*Exercise*. In the records below, how many lines hold the string "Client"? Give only the number.

*Data listing*.
---*---

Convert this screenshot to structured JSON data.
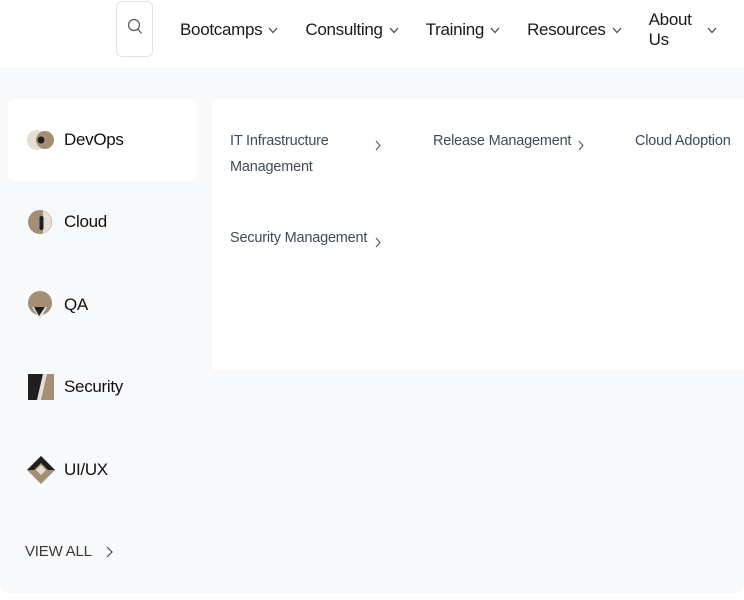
{
  "header": {
    "search_icon": "search-icon",
    "nav": [
      {
        "label": "Bootcamps"
      },
      {
        "label": "Consulting"
      },
      {
        "label": "Training"
      },
      {
        "label": "Resources"
      },
      {
        "label": "About Us"
      }
    ]
  },
  "sidebar": {
    "items": [
      {
        "label": "DevOps",
        "icon": "devops-icon",
        "active": true
      },
      {
        "label": "Cloud",
        "icon": "cloud-icon",
        "active": false
      },
      {
        "label": "QA",
        "icon": "qa-icon",
        "active": false
      },
      {
        "label": "Security",
        "icon": "security-icon",
        "active": false
      },
      {
        "label": "UI/UX",
        "icon": "uiux-icon",
        "active": false
      }
    ],
    "view_all": "VIEW ALL"
  },
  "content": {
    "links": [
      {
        "label": "IT Infrastructure Management"
      },
      {
        "label": "Release Management"
      },
      {
        "label": "Cloud Adoption"
      },
      {
        "label": "Security Management"
      }
    ]
  },
  "colors": {
    "panel_bg": "#f8f9fb",
    "icon_tan": "#a48e76",
    "icon_dark": "#1f1f1f",
    "link_text": "#3f4a5a"
  }
}
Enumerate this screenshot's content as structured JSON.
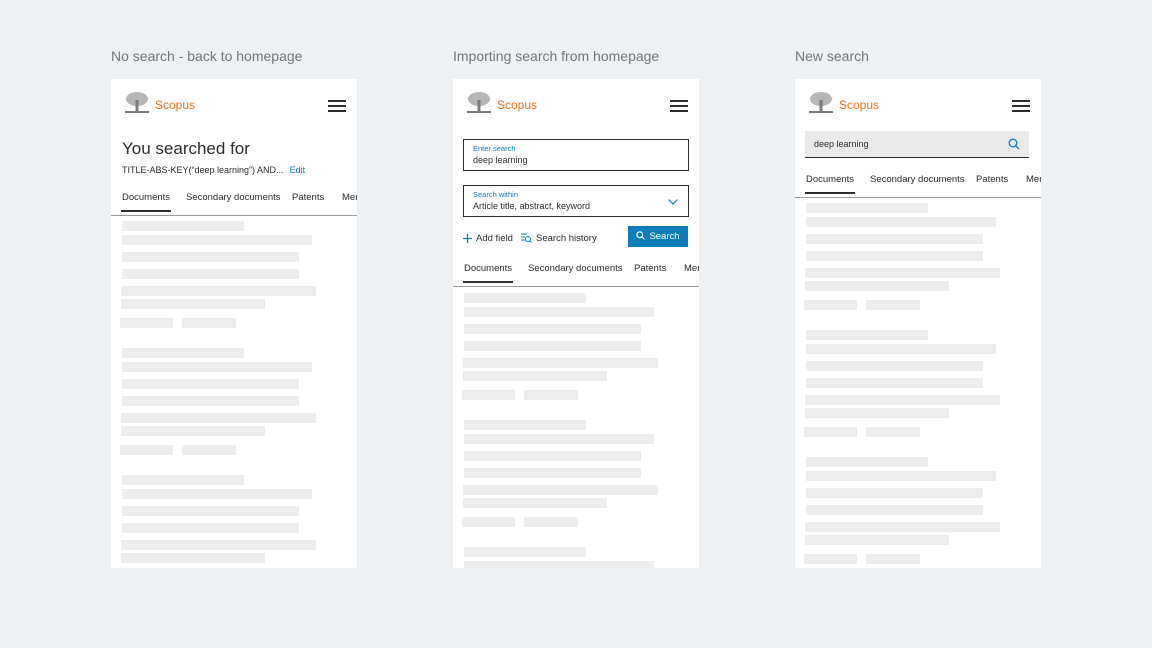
{
  "colors": {
    "background": "#edf1f4",
    "brand": "#e9711c",
    "accent": "#0c7dbb",
    "skeleton": "#ececec"
  },
  "brand_name": "Scopus",
  "icons": [
    "elsevier-tree-logo",
    "hamburger-menu-icon",
    "plus-icon",
    "search-history-icon",
    "search-icon",
    "chevron-down-icon"
  ],
  "tabs": [
    "Documents",
    "Secondary documents",
    "Patents",
    "Mer"
  ],
  "panels": {
    "no_search": {
      "caption": "No search - back to homepage",
      "heading": "You searched for",
      "query": "TITLE-ABS-KEY(“deep learning”) AND...",
      "edit": "Edit"
    },
    "importing": {
      "caption": "Importing search from homepage",
      "search_label": "Enter search",
      "search_value": "deep learning",
      "within_label": "Search within",
      "within_value": "Article title, abstract, keyword",
      "add_field": "Add field",
      "search_history": "Search history",
      "search_button": "Search"
    },
    "new_search": {
      "caption": "New search",
      "search_value": "deep learning"
    }
  }
}
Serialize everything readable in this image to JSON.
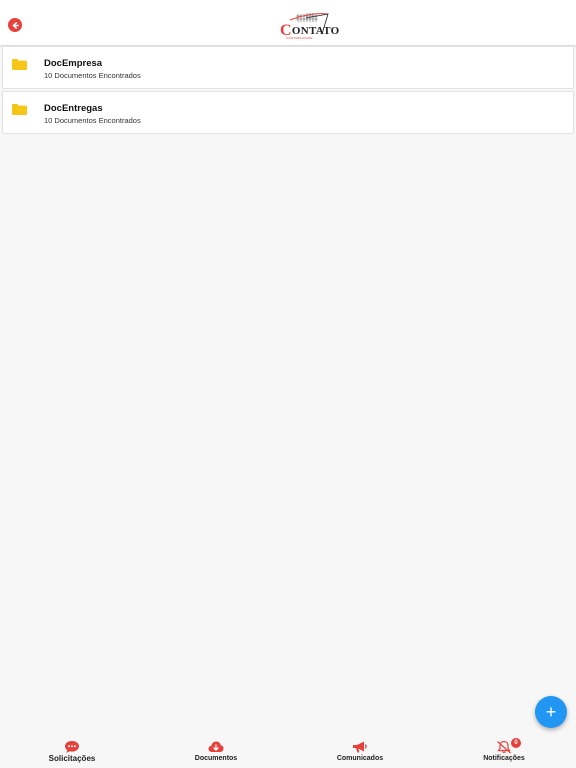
{
  "header": {
    "back_icon": "arrow-left-circle-icon",
    "logo_main": "CONTATO",
    "logo_initial": "C",
    "logo_rest": "ONTATO",
    "logo_sub": "CONTABILIDADE"
  },
  "folders": [
    {
      "icon": "folder-icon",
      "title": "DocEmpresa",
      "subtitle": "10 Documentos Encontrados"
    },
    {
      "icon": "folder-icon",
      "title": "DocEntregas",
      "subtitle": "10 Documentos Encontrados"
    }
  ],
  "fab": {
    "label": "+",
    "icon": "plus-icon"
  },
  "tabbar": {
    "tabs": [
      {
        "label": "Solicitações",
        "icon": "chat-bubble-icon",
        "active": true
      },
      {
        "label": "Documentos",
        "icon": "cloud-download-icon",
        "active": false
      },
      {
        "label": "Comunicados",
        "icon": "megaphone-icon",
        "active": false
      },
      {
        "label": "Notificações",
        "icon": "bell-off-icon",
        "active": false,
        "badge": "0"
      }
    ]
  },
  "colors": {
    "accent_red": "#e8413c",
    "folder_yellow": "#f5c518",
    "fab_blue": "#2196f3",
    "background": "#f7f7f7"
  }
}
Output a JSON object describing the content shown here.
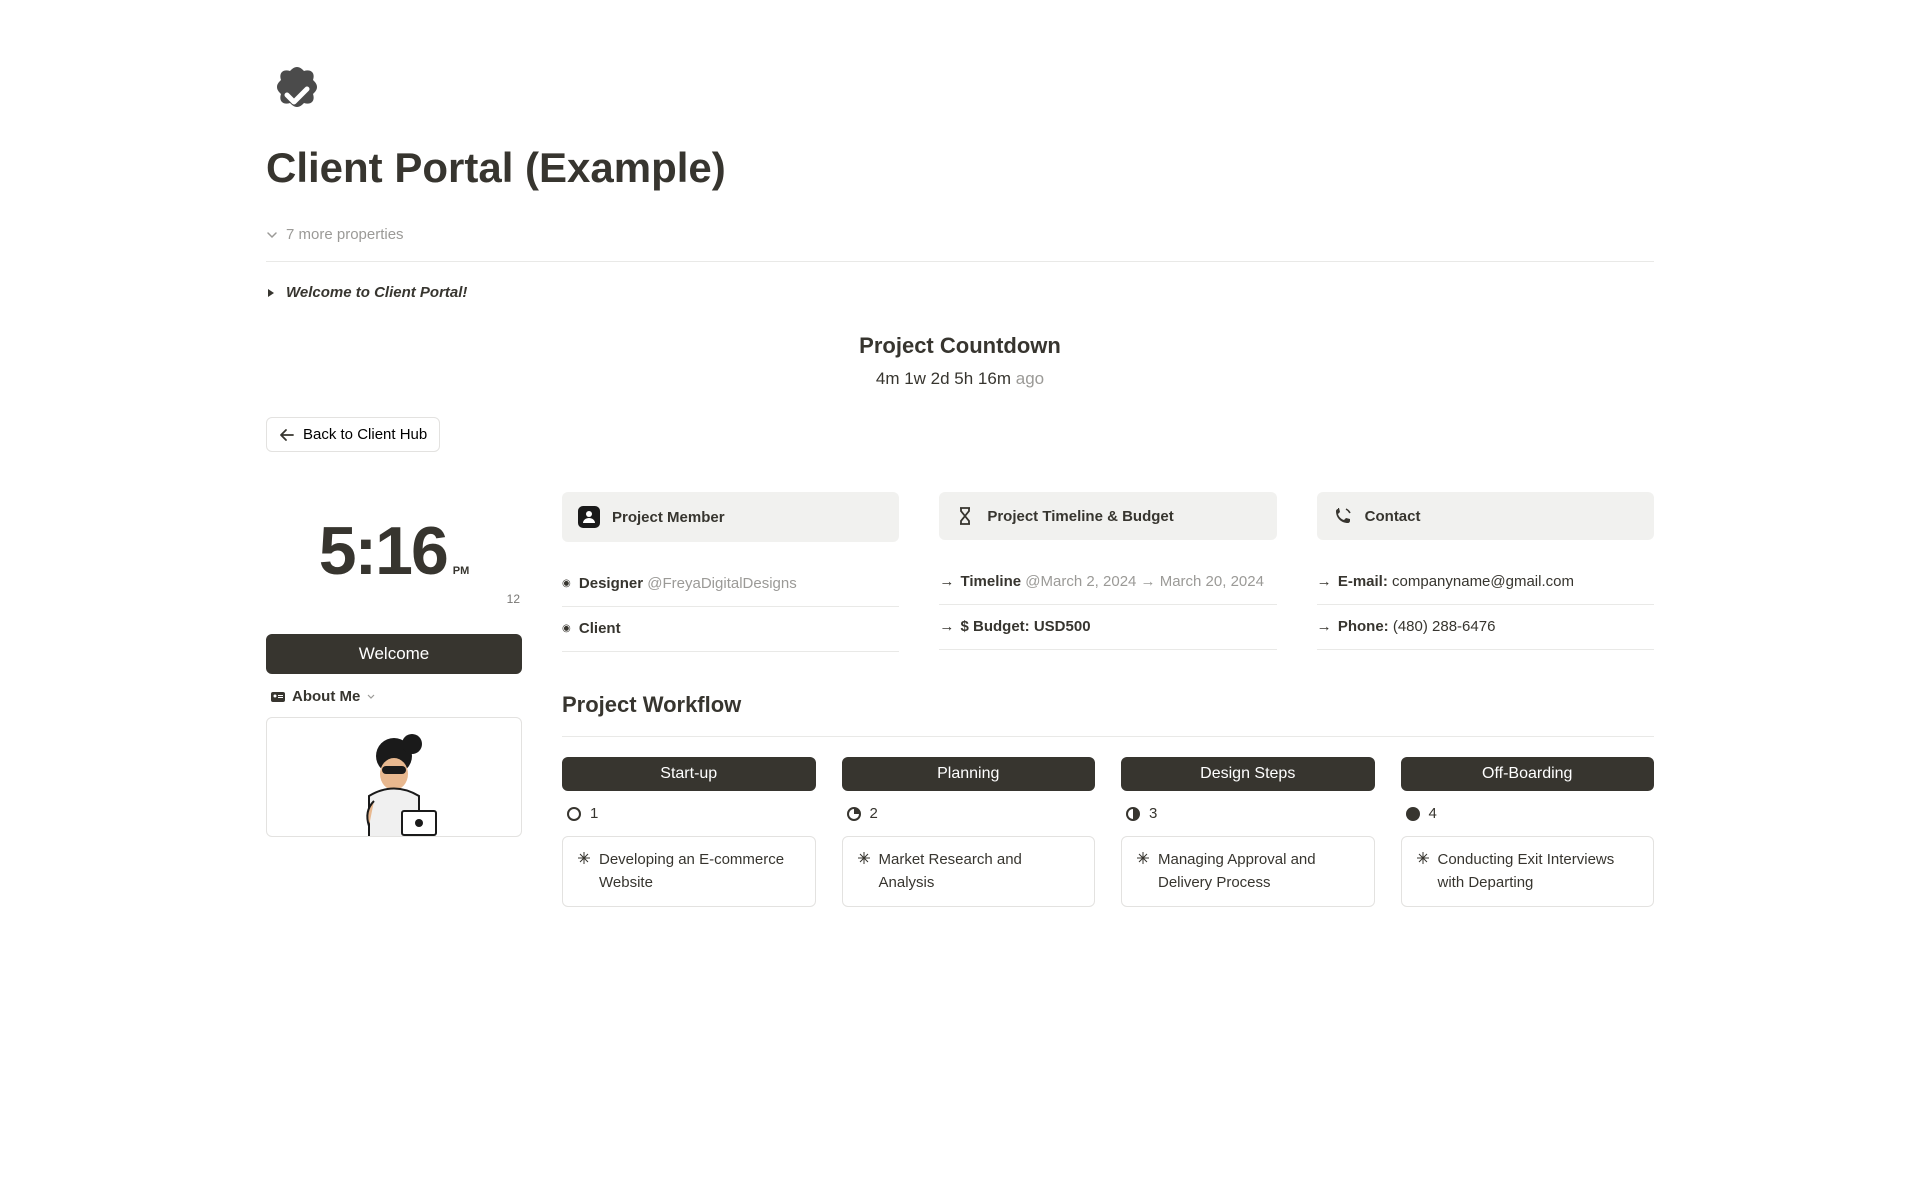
{
  "page_title": "Client Portal (Example)",
  "more_properties": "7 more properties",
  "toggle_welcome": "Welcome to Client Portal!",
  "countdown": {
    "title": "Project Countdown",
    "value": "4m 1w 2d 5h 16m",
    "suffix": "ago"
  },
  "back_button": "Back to Client Hub",
  "clock": {
    "time": "5:16",
    "period": "PM",
    "date": "12"
  },
  "welcome_bar": "Welcome",
  "about_me": "About Me",
  "info_cards": {
    "member": {
      "title": "Project Member",
      "designer_label": "Designer",
      "designer_handle": "@FreyaDigitalDesigns",
      "client_label": "Client"
    },
    "timeline": {
      "title": "Project Timeline & Budget",
      "timeline_label": "Timeline",
      "timeline_value": "@March 2, 2024 → March 20, 2024",
      "budget_label": "$ Budget:",
      "budget_value": "USD500"
    },
    "contact": {
      "title": "Contact",
      "email_label": "E-mail:",
      "email_value": "companyname@gmail.com",
      "phone_label": "Phone:",
      "phone_value": "(480) 288-6476"
    }
  },
  "workflow": {
    "title": "Project Workflow",
    "stages": [
      {
        "name": "Start-up",
        "num": "1",
        "card": "Developing an E-commerce Website"
      },
      {
        "name": "Planning",
        "num": "2",
        "card": "Market Research and Analysis"
      },
      {
        "name": "Design Steps",
        "num": "3",
        "card": "Managing Approval and Delivery Process"
      },
      {
        "name": "Off-Boarding",
        "num": "4",
        "card": "Conducting Exit Interviews with Departing"
      }
    ]
  }
}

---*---

*Response box*. 4